Will Chris and Cathy make it out yet again? How about Bart? What of their mother?
What I liked
This is a book series that just goes to prove that sometimes when your life starts out crappy it can keep being crappy. Awful things can follow you around and haunt you for life. Sure, you may get over a few things, but those terrible times in your past are always going to be there. You must strive to move away from your past and succeed no matter what, but there’s always going to be that little something that is holding onto you. You can try to be “normal,” but you’re never quite going to get there. People shouldn’t believe that you can be the vision of normal when you’ve had such trauma in your life. People act as if you’re just supposed to get over any bad things that has happened to you and be happy all the time. That’s not how it works people. When you go through trauma, you are touched by trauma and its mark is always going to be there. This isn’t to say you can’t try your hardest at life, because you can and you might do some wonderful things, but people shouldn’t expect you to be unaffected.
Chris and Cathy had a horrible time growing up. They can’t be expected to snap into being normal adults. I liked that this book illustrates that quite well. They came out of the whole thing a little differently than everyone else.

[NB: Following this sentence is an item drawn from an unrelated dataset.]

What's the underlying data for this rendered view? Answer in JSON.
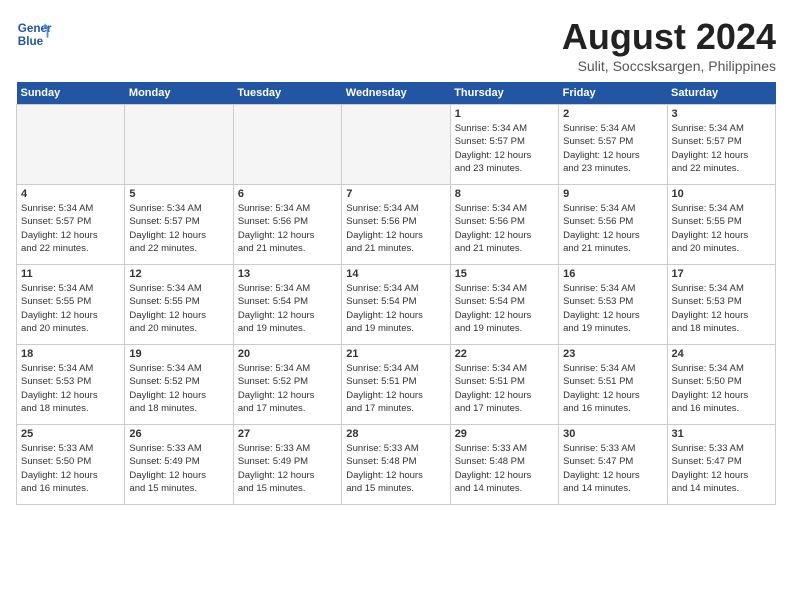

What I didn’t like
Bart needs a stay in a mental institution. He’s violent and obviously has problems. He really, really should have stayed somewhere and gotten some help. I haven’t finished the next book in the series yet, but I kind of feel not getting Bart some better help is going to be an issue in the future.
How could anyone think a child acting like Bart was acting was in any way normal? It’s denial is what it is. I don’t have kids, but if I did, I would be on the watch out for any dangerous traits. I know I would be biased because this is my kid we’re talking about, but sometimes you have to put familial bias aside and deal with the important stuff, otherwise a lot of people could end up hurt.
I just read an article about a twelve-year old girl who tried to poison her mother twice for taking away her phone. That’s not normal. There are no amounts of, “They’re just being kids,” you can throw at a situation like that to make it normal. That’s not just being a kid. That’s being mentally ill. Bart is mentally ill. This kid is mentally ill to the point that he should be committed somewhere for a while. He’s a danger to himself and to others.
I know no one wants to say, “My little Bobby is a freaking psychopath,” but sometimes you have to admit these terrible things. In the end you’ll be better off, Bobby will be better off, and all those people Bobby didn’t murder or hurt will be better off.
Goodness this family just keeps getting knocked for loops.
If you recognized that your child was severely mentally ill to the point of being dangerous to others, do you think you could commit him or her to a mental hospital?
Do you think we expect too much of people who have gotten out of traumatic experiences?